### WHAT YOU HAVE TO DO
Wherever "Пиратские" shows up in the records below, copy the whole line.

Dataset rows describing interfaces:

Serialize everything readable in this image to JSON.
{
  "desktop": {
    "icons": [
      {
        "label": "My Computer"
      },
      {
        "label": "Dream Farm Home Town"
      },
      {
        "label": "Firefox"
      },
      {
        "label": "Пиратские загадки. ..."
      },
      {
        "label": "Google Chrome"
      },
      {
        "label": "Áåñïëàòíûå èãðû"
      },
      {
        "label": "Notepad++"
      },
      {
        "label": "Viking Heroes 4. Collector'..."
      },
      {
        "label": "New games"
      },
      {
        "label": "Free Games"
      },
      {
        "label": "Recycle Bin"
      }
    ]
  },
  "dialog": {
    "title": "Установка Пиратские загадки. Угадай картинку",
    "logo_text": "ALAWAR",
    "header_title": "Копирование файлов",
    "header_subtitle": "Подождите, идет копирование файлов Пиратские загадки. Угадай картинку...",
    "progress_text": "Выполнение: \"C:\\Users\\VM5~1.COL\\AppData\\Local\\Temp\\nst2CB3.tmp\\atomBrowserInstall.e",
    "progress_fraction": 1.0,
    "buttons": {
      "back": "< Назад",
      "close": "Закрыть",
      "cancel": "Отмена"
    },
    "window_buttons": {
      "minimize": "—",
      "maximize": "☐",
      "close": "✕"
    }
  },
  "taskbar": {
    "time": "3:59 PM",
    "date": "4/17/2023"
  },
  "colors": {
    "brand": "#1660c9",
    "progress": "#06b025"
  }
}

### ANSWER BELOW
        "label": "Пиратские загадки. ..."
    "title": "Установка Пиратские загадки. Угадай картинку",
    "header_subtitle": "Подождите, идет копирование файлов Пиратские загадки. Угадай картинку...",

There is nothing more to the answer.